Our Mother's House
Warner Archive brings another forgotten piece of film history back from their dark vaults with Our Mother’s House. So many great movies get lost in the shuffle of time and an always crowded box office. They never get the attention they deserve. Some just don’t get the proper media coverage or struggle to find the right audience, which I believe was the case when this was originally released in 1967.
In Our Mother’s House, Mrs. Hook (Annette Carell) dies after refusing to take medicine owing to her fundamentalist beliefs. She leaves her seven orphaned children to fend for themselves. Not wanting to be put in foster homes, the siblings bury their mother in the garden and successfully keep her death a secret. When their long-lost father (Dirk Bogarde) returns, it's initially a happy reunion, as he helps perpetuate the fraud. But soon he shows his true colors -- drinking, carousing and scheming to sell the house.

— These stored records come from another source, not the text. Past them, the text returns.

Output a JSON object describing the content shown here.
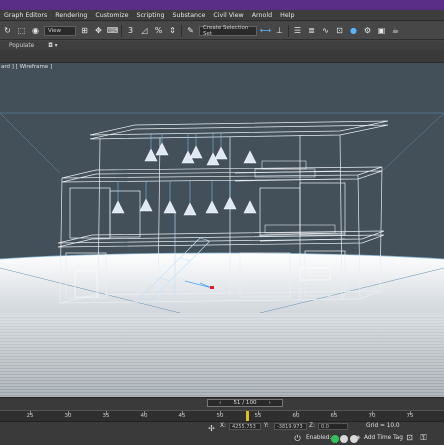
{
  "menu": [
    "Graph Editors",
    "Rendering",
    "Customize",
    "Scripting",
    "Substance",
    "Civil View",
    "Arnold",
    "Help"
  ],
  "toolbar": {
    "view_dropdown": "View",
    "snap_label": "3",
    "selection_set_dropdown": "Create Selection Set"
  },
  "ribbon": {
    "populate_label": "Populate"
  },
  "viewport": {
    "label": "ard ] [ Wireframe ]"
  },
  "timeline": {
    "frame_display": "51 / 100",
    "ticks": [
      "25",
      "30",
      "35",
      "40",
      "45",
      "50",
      "55",
      "60",
      "65",
      "70",
      "75",
      "80"
    ]
  },
  "status": {
    "x_label": "X:",
    "x_value": "4255.753",
    "y_label": "Y:",
    "y_value": "-3819.973",
    "z_label": "Z:",
    "z_value": "0.0",
    "grid_label": "Grid = 10.0",
    "enabled_label": "Enabled:",
    "add_time_tag": "Add Time Tag"
  },
  "colors": {
    "menubar": "#5a2e86",
    "viewport": "#43505a",
    "wire": "#ffffff",
    "accent": "#d9c21b"
  }
}
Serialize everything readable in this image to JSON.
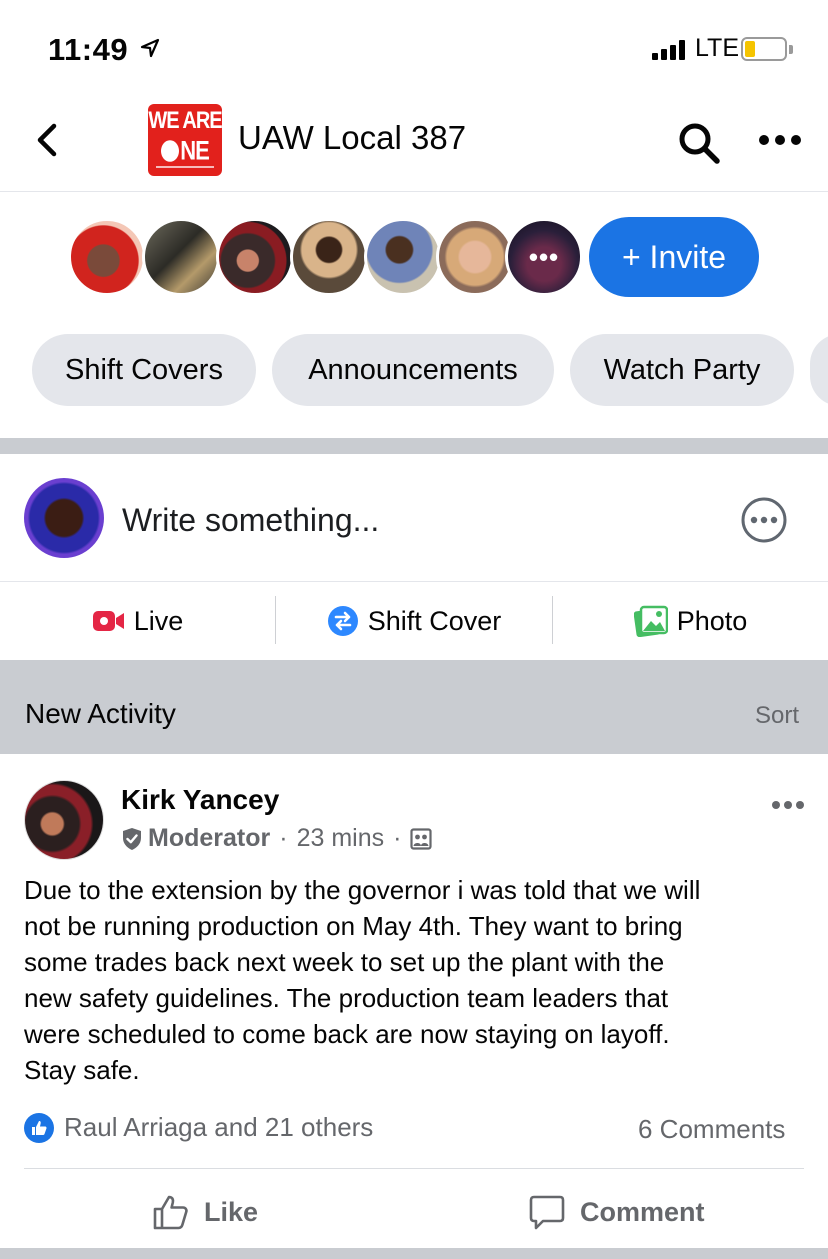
{
  "status_bar": {
    "time": "11:49",
    "network": "LTE",
    "battery_level": 0.25
  },
  "header": {
    "logo_line1": "WE ARE",
    "logo_line2": "NE",
    "group_name": "UAW Local 387"
  },
  "members": {
    "avatars": [
      "member-1",
      "member-2",
      "member-3",
      "member-4",
      "member-5",
      "member-6",
      "member-7"
    ],
    "more_label": "•••",
    "invite_label": "+ Invite"
  },
  "chips": [
    "Shift Covers",
    "Announcements",
    "Watch Party"
  ],
  "composer": {
    "placeholder": "Write something..."
  },
  "actions": {
    "live": "Live",
    "shift_cover": "Shift Cover",
    "photo": "Photo"
  },
  "activity": {
    "title": "New Activity",
    "sort": "Sort"
  },
  "post": {
    "author": "Kirk Yancey",
    "role": "Moderator",
    "time": "23 mins",
    "separator": "·",
    "body": [
      "Due to the extension by the governor i was told that we will",
      "not be running production on May 4th.  They want to bring",
      "some trades back next week to set up the plant with the",
      "new safety guidelines. The production team leaders that",
      "were scheduled to come back are now staying on layoff.",
      "Stay safe."
    ],
    "reactions": "Raul Arriaga and 21 others",
    "comments": "6 Comments",
    "like_label": "Like",
    "comment_label": "Comment"
  },
  "colors": {
    "accent": "#1b74e4",
    "logo_red": "#e2211c",
    "live_red": "#e42645",
    "photo_green": "#45bd62",
    "chip_bg": "#e4e6eb"
  }
}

What a touching and disturbing film Our Mother’s House is. Every single actor onscreen is completely invested in their role. Dirk Bogarde makes you hate the scheming loser he portrays as he lies and mistreats the children. The child actors are incredibly talented and all establish their own individual characters so that the viewer truly empathizes with them.
I would consider Our Mother’s House to be a drama with sprinkles of thrills and chills here and there. The scenes of the oldest daughter (Pamela Franklin) trying to contact their dead mother via a sort of séance add a little supernatural flavor to the movie as well. They never really tell you whether she’s actually talking to the deceased or faking it to make the children listen to her. Franklin was perfect for the role and continued to freak people out as a clairvoyant in The Legend of Hell House a few years later.

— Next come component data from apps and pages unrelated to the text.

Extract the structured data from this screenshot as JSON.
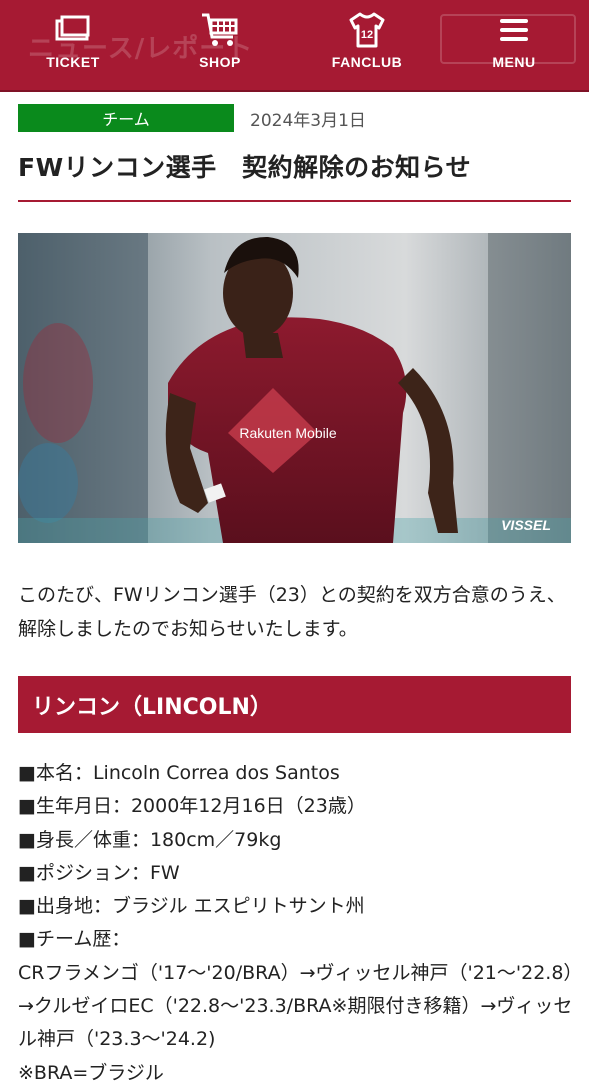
{
  "nav": {
    "ghost_text": "ニュース/レポート",
    "items": [
      {
        "label": "TICKET",
        "icon": "ticket-icon"
      },
      {
        "label": "SHOP",
        "icon": "cart-icon"
      },
      {
        "label": "FANCLUB",
        "icon": "jersey-icon"
      },
      {
        "label": "MENU",
        "icon": "hamburger-icon"
      }
    ],
    "fanclub_number": "12"
  },
  "article": {
    "category": "チーム",
    "date": "2024年3月1日",
    "title": "FWリンコン選手　契約解除のお知らせ",
    "photo_watermark": "VISSEL",
    "lead": "このたび、FWリンコン選手（23）との契約を双方合意のうえ、解除しましたのでお知らせいたします。",
    "section_title": "リンコン（LINCOLN）",
    "profile": {
      "name": "■本名：Lincoln Correa dos Santos",
      "birthday": "■生年月日：2000年12月16日（23歳）",
      "size": "■身長／体重：180cm／79kg",
      "position": "■ポジション：FW",
      "birthplace": "■出身地：ブラジル エスピリトサント州",
      "history_label": "■チーム歴：",
      "history": "CRフラメンゴ（'17～'20/BRA）→ヴィッセル神戸（'21～'22.8）→クルゼイロEC（'22.8～'23.3/BRA※期限付き移籍）→ヴィッセル神戸（'23.3～'24.2)",
      "note": "※BRA=ブラジル"
    }
  },
  "colors": {
    "brand": "#a61a33",
    "category": "#0a8a1c"
  }
}
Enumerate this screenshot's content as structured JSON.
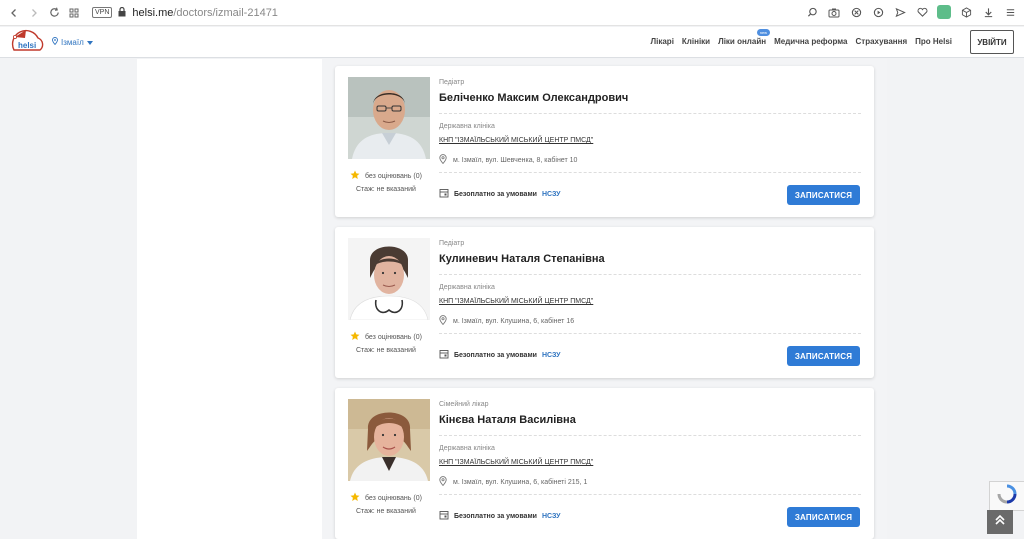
{
  "browser": {
    "url_host": "helsi.me",
    "url_path": "/doctors/izmail-21471",
    "vpn_label": "VPN"
  },
  "header": {
    "city": "Ізмаїл",
    "menu": [
      {
        "label": "Лікарі"
      },
      {
        "label": "Клініки"
      },
      {
        "label": "Ліки онлайн",
        "badge": "new"
      },
      {
        "label": "Медична реформа"
      },
      {
        "label": "Страхування"
      },
      {
        "label": "Про Helsi"
      }
    ],
    "login_label": "УВІЙТИ",
    "brand_color": "#2f74c0"
  },
  "doctors": [
    {
      "specialty": "Педіатр",
      "name": "Беліченко Максим Олександрович",
      "clinic_type": "Державна клініка",
      "clinic_name": "КНП \"ІЗМАЇЛЬСЬКИЙ МІСЬКИЙ ЦЕНТР ПМСД\"",
      "address": "м. Ізмаїл, вул. Шевченка, 8, кабінет 10",
      "rating": "без оцінювань (0)",
      "experience": "Стаж: не вказаний",
      "price_text": "Безоплатно за умовами",
      "price_program": "НСЗУ",
      "book_label": "ЗАПИСАТИСЯ"
    },
    {
      "specialty": "Педіатр",
      "name": "Кулиневич Наталя Степанівна",
      "clinic_type": "Державна клініка",
      "clinic_name": "КНП \"ІЗМАЇЛЬСЬКИЙ МІСЬКИЙ ЦЕНТР ПМСД\"",
      "address": "м. Ізмаїл, вул. Клушина, 6, кабінет 16",
      "rating": "без оцінювань (0)",
      "experience": "Стаж: не вказаний",
      "price_text": "Безоплатно за умовами",
      "price_program": "НСЗУ",
      "book_label": "ЗАПИСАТИСЯ"
    },
    {
      "specialty": "Сімейний лікар",
      "name": "Кінєва Наталя Василівна",
      "clinic_type": "Державна клініка",
      "clinic_name": "КНП \"ІЗМАЇЛЬСЬКИЙ МІСЬКИЙ ЦЕНТР ПМСД\"",
      "address": "м. Ізмаїл, вул. Клушина, 6, кабінеті 215, 1",
      "rating": "без оцінювань (0)",
      "experience": "Стаж: не вказаний",
      "price_text": "Безоплатно за умовами",
      "price_program": "НСЗУ",
      "book_label": "ЗАПИСАТИСЯ"
    }
  ]
}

Our Mother’s House is manufactured on demand and is only available on DVD. It contains a trailer for the film that runs a little over two and a half minutes long.
Although it’s unrated, Our Mother’s House would garner a PG at the least by today standards. It’s a pretty intense film that deals with death and the effects it has on children. The movie contains light profanity, brief adult situations, alcohol and smoking, and some frightening and intense sequences. The part where the mother is lying lifeless in bed with the children surrounding her is one of the most shocking and realistic depictions of death I’ve ever seen onscreen.
Our Mother’s House is another fine example of a classic film somehow being overlooked by cinema enthusiasts. It’s a brilliant family drama blended with just the right amount of effective creepiness to keep you in suspense. The child actors never failed to impress me as they moved from emotion to emotion. Here’s hoping that Warner Archive’s resurrection of the movie garners it some overdue attention.
Our Mother’s House is available now on DVD.